This post is part of a 7-part series addressing compensation adjustments that Compensation Committees could consider in order to continue to incent and retain their executive officers in today’s economy. The titles of each of the 7-parts in this series are listed at the bottom of this post. This Part 3 is entitled “Address Outstanding Performance-Based Equity Awards,” and provides some alternatives that Compensation Committees could consider with respect to outstanding performance-based equity awards that have currently unachievable performance goals. Such alternatives include (listed in no particular order, and not an exhaustive list):
Alternative No. 1 – Wait and See
Some Compensation Committees will wait until later in the fiscal year and determine at that time whether it makes sense to apply positive discretion to waive outstanding performance conditions. Whether this approach is sufficient to incentivize and retain the executives will depend on whether trust exists between the executives and the Compensation Committee. Risk exists where there is a lack of trust because, if the executive does not believe positive action will take place in the future, then the executive might leave the company for a better economic opportunity. And too, this approach is only permissible if the equity incentive plan and outstanding performance awards do not contain terms that would limit such future discretion by the Compensation Committee (i.e., though the performance-based exception to the $1mm deduction limit under Section 162(m) was eliminated by the Tax Cuts and Jobs Act, some companies cannot apply positive discretion to outstanding performance-based equity awards because their equity incentive plan still contains terms that prohibit such discretion).
Alternative No. 2 – Maintain the Outstanding Award and Grant a New Award
This Alternative works well for those companies that have a large available share reserve in their equity incentive plan. However, for companies with substantially constrained share reserves in their shareholder-approved equity incentive plan, the Compensation Committee could partially adopt this Alternative No. 2 by having it apply only with respect to outstanding awards that will soon expire, or alternatively, such companies could structure the new award to be settled in cash.
Alternative No. 3 – Replace Performance Goals of Outstanding Awards
Outstanding performance awards could be amended by replacing ill-performing performance goals with new performance goals. However, this approach should not be implemented without first verifying the accounting consequences (i.e., as a gross over-simplification, the company could recognize incremental compensation expense based on the fair value of the modified award). And too, check with legal counsel on whether the contemplated amendment would trigger the SEC’s tender offer rules (which are generally triggered whenever a holder of a security is being asked to make an “investment decision”); important to this analysis is whether the terms of the outstanding award require the executive’s consent before the Compensation Committee could effectuate the amendment (e.g., an investment decision is likely triggered if consent of the executive is required). That all said, some of the doable approaches within this Alternative 3 include:

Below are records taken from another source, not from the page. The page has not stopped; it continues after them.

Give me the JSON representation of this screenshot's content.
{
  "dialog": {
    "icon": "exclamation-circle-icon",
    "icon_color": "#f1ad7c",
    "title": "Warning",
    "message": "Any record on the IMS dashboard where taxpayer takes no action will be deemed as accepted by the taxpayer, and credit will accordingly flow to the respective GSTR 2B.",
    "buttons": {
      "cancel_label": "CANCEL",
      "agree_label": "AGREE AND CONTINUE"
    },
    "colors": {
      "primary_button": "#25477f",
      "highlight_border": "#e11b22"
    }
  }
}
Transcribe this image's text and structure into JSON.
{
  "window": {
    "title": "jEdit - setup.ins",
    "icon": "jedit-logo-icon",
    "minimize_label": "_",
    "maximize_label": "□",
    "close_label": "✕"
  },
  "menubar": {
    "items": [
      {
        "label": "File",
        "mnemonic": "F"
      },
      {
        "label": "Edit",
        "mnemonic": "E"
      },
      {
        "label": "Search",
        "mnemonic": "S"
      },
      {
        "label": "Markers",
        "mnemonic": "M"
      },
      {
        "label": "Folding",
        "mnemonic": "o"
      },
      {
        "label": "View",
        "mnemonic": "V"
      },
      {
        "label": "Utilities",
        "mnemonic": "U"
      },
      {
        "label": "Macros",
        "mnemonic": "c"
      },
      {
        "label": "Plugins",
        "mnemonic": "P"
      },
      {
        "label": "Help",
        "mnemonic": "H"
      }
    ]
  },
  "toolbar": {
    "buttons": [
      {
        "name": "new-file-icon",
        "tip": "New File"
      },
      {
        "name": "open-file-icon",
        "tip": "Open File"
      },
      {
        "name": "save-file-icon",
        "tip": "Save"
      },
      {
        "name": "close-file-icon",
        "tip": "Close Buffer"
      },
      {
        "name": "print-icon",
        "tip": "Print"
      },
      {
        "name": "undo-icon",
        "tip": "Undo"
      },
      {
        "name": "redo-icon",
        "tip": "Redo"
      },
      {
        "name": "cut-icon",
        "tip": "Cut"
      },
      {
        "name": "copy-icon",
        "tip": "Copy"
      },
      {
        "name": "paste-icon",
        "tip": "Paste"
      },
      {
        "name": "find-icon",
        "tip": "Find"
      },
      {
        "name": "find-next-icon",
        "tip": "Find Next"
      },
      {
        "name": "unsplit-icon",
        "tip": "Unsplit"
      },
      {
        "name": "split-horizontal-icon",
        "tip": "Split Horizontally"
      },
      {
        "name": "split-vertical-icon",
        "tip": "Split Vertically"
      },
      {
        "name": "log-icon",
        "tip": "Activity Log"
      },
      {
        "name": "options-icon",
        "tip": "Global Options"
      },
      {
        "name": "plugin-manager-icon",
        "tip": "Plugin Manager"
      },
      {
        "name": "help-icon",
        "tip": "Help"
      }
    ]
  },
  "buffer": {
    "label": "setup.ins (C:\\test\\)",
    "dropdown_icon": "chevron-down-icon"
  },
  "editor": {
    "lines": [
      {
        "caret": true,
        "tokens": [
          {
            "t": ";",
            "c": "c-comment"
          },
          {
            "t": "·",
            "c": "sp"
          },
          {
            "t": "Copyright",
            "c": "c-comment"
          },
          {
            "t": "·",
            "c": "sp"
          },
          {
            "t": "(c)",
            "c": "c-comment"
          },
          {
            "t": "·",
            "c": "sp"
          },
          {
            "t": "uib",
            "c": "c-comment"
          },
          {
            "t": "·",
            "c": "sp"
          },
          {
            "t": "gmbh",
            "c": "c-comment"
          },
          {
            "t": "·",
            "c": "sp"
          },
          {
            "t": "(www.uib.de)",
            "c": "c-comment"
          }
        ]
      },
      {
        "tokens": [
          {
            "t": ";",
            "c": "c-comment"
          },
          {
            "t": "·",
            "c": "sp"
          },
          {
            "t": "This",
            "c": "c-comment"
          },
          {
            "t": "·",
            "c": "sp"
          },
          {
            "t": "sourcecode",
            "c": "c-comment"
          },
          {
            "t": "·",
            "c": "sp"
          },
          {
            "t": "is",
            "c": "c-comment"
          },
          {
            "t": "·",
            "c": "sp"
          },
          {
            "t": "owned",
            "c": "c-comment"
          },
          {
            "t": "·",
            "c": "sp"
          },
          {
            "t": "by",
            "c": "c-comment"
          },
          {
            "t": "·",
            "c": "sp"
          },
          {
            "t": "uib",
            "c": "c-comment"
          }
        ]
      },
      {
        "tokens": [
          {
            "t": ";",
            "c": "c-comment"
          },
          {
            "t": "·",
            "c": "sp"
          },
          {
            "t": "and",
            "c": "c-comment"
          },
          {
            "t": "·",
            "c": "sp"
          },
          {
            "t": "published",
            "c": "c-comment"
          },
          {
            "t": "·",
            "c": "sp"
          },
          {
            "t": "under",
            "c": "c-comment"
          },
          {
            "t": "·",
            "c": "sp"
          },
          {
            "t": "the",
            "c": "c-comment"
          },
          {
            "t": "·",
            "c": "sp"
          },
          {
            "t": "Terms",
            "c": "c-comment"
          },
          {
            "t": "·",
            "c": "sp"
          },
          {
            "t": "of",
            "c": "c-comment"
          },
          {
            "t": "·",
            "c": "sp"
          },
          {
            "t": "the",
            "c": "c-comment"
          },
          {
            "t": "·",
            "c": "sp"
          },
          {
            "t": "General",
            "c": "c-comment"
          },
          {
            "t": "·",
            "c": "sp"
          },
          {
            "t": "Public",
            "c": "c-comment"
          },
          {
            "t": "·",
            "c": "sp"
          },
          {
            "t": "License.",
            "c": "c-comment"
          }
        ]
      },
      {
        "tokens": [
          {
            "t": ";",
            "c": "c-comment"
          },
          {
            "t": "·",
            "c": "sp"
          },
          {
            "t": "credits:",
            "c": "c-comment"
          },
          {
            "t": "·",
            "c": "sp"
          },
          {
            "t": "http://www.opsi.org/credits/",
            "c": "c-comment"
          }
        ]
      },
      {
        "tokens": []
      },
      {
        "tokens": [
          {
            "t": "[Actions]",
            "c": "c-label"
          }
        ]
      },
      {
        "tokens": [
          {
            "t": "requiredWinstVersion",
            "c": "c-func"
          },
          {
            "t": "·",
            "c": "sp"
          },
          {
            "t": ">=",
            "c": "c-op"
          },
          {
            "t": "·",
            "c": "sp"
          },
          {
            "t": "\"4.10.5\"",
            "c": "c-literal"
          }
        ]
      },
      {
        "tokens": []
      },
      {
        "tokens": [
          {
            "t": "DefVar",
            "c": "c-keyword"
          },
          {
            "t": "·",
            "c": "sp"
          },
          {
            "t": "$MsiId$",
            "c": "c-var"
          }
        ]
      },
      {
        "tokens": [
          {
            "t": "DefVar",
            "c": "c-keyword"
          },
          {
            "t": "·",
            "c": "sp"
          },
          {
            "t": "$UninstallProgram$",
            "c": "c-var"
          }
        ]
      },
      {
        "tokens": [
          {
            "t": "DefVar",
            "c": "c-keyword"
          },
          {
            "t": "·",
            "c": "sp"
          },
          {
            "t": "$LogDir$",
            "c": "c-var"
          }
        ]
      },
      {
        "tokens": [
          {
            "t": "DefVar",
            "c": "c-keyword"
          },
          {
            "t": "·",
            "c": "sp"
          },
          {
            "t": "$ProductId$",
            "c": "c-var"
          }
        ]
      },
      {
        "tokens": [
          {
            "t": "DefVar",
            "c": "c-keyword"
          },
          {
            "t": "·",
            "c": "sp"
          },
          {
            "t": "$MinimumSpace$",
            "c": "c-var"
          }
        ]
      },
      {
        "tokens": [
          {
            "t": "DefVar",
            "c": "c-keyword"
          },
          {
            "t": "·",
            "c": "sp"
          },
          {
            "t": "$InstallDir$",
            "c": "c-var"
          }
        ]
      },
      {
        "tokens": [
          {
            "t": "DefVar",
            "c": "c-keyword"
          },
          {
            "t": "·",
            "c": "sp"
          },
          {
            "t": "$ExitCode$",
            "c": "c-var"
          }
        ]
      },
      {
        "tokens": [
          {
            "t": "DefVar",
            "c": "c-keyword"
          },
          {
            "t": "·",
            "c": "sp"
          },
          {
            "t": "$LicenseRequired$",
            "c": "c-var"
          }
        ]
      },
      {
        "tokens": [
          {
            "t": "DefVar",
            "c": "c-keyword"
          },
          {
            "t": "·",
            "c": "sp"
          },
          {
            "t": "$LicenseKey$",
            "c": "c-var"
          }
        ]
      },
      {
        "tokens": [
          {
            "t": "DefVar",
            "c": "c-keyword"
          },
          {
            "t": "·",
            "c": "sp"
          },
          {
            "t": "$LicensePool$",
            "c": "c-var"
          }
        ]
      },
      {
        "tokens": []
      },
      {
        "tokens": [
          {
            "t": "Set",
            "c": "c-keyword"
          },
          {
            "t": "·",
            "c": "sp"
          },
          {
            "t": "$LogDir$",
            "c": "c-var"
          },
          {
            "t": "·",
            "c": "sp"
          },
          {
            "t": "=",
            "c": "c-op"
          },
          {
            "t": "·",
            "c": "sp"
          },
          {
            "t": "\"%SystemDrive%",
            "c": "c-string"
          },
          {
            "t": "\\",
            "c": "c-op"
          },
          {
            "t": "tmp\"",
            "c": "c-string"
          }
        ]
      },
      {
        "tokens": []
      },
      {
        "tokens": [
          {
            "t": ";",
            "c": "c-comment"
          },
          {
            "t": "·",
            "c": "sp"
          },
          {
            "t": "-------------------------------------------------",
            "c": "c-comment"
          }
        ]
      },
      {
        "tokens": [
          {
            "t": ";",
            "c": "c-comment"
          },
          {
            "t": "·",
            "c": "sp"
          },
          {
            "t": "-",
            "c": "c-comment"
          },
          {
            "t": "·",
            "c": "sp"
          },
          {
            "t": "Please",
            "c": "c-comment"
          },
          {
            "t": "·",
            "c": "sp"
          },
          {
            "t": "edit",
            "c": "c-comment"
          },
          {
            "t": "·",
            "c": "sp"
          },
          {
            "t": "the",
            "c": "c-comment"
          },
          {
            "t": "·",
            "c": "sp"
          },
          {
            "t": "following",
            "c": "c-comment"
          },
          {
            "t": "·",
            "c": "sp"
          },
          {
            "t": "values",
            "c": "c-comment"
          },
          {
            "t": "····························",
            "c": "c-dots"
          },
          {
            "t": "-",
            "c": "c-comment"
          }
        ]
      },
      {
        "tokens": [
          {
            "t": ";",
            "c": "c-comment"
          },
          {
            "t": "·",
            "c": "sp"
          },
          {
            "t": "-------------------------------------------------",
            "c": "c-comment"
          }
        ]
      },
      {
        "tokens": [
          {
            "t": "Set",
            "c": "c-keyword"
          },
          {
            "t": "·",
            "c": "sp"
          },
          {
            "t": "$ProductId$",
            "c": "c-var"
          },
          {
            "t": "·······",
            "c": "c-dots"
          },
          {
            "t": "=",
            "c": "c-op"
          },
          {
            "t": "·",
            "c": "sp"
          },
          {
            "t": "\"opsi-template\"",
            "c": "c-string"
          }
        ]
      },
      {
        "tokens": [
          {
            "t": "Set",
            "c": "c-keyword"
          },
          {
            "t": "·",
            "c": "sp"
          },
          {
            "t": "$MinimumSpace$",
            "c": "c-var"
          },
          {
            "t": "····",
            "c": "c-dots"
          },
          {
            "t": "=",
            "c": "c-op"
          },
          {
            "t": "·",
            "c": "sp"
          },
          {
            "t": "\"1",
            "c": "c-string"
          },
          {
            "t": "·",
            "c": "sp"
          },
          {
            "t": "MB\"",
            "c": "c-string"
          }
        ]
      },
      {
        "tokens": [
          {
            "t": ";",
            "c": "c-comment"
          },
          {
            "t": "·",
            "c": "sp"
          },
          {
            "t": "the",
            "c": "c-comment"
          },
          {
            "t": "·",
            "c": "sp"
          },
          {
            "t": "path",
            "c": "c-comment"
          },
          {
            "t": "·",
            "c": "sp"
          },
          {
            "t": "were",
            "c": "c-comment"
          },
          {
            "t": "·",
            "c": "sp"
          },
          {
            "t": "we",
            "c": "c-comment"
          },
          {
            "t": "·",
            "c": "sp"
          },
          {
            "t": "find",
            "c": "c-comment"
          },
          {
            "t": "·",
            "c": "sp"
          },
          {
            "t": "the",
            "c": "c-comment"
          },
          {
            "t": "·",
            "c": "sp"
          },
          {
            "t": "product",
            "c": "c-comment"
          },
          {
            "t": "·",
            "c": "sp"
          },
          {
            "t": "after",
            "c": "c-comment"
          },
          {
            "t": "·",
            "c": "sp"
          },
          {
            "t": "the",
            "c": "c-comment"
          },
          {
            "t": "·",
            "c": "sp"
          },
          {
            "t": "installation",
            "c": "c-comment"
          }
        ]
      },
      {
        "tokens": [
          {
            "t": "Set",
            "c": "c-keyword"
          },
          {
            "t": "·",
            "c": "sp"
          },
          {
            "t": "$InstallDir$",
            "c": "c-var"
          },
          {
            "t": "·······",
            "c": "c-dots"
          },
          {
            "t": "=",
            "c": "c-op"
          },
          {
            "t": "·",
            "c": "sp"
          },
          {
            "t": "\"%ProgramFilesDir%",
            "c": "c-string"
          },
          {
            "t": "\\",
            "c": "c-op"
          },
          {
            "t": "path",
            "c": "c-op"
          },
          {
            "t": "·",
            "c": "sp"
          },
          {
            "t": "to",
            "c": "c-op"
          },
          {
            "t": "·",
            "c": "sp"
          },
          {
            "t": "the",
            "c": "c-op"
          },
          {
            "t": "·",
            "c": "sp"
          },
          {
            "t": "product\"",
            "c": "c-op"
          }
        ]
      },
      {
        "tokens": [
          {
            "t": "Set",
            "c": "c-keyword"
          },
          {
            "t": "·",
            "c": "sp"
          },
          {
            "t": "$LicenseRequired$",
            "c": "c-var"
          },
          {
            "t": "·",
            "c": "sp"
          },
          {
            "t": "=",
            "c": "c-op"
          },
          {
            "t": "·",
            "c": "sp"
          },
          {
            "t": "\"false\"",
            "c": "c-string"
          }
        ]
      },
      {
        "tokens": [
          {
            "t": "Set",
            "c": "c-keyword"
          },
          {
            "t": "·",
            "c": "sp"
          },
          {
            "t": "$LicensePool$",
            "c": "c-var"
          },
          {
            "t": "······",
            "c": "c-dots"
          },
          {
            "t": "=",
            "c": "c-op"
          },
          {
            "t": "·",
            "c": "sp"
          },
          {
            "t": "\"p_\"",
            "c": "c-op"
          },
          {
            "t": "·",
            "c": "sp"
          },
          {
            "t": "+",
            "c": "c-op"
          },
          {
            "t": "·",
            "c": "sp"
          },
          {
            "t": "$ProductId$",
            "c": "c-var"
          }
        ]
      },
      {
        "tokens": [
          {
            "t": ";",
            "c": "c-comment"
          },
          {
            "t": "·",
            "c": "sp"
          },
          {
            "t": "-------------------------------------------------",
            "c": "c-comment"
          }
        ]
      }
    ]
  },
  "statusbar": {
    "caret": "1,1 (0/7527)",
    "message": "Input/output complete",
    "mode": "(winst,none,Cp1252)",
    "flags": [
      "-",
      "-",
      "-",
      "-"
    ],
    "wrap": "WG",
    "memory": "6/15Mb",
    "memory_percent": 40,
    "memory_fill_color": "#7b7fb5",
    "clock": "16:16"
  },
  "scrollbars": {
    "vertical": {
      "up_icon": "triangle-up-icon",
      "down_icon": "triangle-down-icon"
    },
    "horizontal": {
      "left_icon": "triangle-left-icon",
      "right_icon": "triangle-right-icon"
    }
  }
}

- Eliminate Absolute Modifiers to Outstanding Relative TSR Awards. Eliminate absolute modifiers within outstanding relative total shareholder return (“TSR“) awards (i.e., awards that compare the stock price of the company to the stock price of its peer group). As background, past best practices would require a downward adjustment to a relative TSR award if the absolute return to the company’s shareholders was negative over the performance period (a.k.a., an absolute modifier). The Compensation Committee could amend such an award to eliminate any absolute modifier and such amendment would typically not require the executive’s consent. But to provide a contrasting example, amending an absolute TSR return to become a relative TSR formula would likely require consent of the executive.

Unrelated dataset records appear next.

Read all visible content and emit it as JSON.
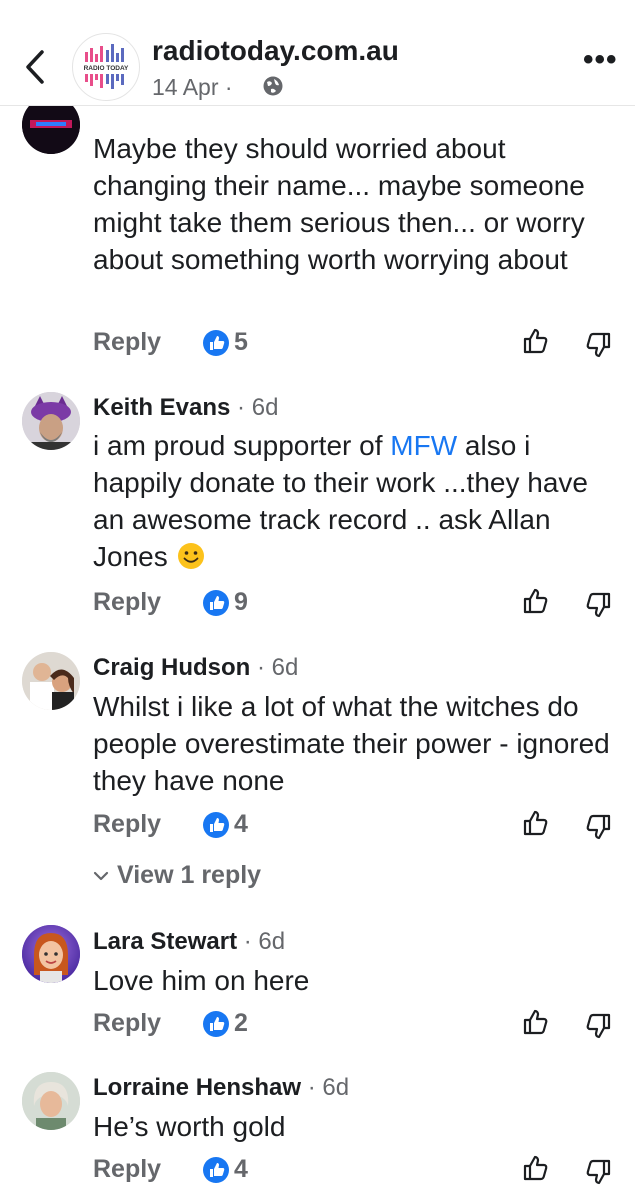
{
  "header": {
    "site_name": "radiotoday.com.au",
    "date": "14 Apr ·",
    "logo_text": "RADIO TODAY",
    "back_icon": "chevron-left-icon",
    "globe_icon": "globe-icon",
    "more_icon": "more-icon"
  },
  "comments": [
    {
      "text": "Maybe they should worried about changing their name... maybe someone might take them serious then... or worry about something worth worrying about",
      "reply_label": "Reply",
      "likes": "5"
    },
    {
      "name": "Keith Evans",
      "time": " · 6d",
      "text_before": "i am proud supporter of ",
      "text_link": "MFW",
      "text_after": " also i happily donate to their work ...they have an awesome track record .. ask Allan Jones ",
      "reply_label": "Reply",
      "likes": "9"
    },
    {
      "name": "Craig Hudson",
      "time": " · 6d",
      "text": "Whilst i like a lot of what the witches do people overestimate their power - ignored they have none",
      "reply_label": "Reply",
      "likes": "4",
      "view_replies": "View 1 reply"
    },
    {
      "name": "Lara Stewart",
      "time": " · 6d",
      "text": "Love him on here",
      "reply_label": "Reply",
      "likes": "2"
    },
    {
      "name": "Lorraine Henshaw",
      "time": " · 6d",
      "text": "He’s worth gold",
      "reply_label": "Reply",
      "likes": "4"
    }
  ],
  "colors": {
    "accent": "#1877f2",
    "secondary_text": "#65676b",
    "primary_text": "#1c1e21"
  }
}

- Kick-the-Can Forward by Adding Another Year to the Performance Period. The Compensation Committee could amend the outstanding performance award by extending the performance period by another year (or months) to the extent that the performance goals are not achieved during the initial performance period, resulting in the executive’s having more time within which to satisfy the performance goals (e.g., if the outstanding award has a performance period of three years and the performance goals are not met by the conclusion of such three-year period, the Compensation Committee could amend such award to have a performance period of four years). However, this alternative is more applicable to outstanding awards where the performance period will expire soon, because, for outstanding awards with two or three years remaining within the performance period, a wait-and-see approach is more shareholder friendly.
- Add a New Performance Goal to Outstanding Performance Goals and Provide the Executive with the “Better of” the Two. The Compensation Committee could amend the outstanding performance award by adding a new performance goal to the preexisting performance goals, and provide in such amendment that the executive would receive a payout based on the “better of” the two performance goals. Typically, such amendment would not require consent of the executive.
Blog posts that are part of this 7-part series include:
- “Considerations with Respect to Upcoming Equity Grants” (Part 1 of 7)
- “Consider Changes to Increase Cash Flow” (Part 2 of 7)
- “Consider Retention Packages to Discourage Poaching” (Part 4 of 7)
- “Revisit Stock Ownership Policy Requirements” (Part 5 of 7)
- “Modifying or Terminating a 10b5-1 Trading Plan” (Part 6 of 7)
- “Does It Make Sense to Consider a Secular Trust for Deferred Compensation” (Part 7 of 7)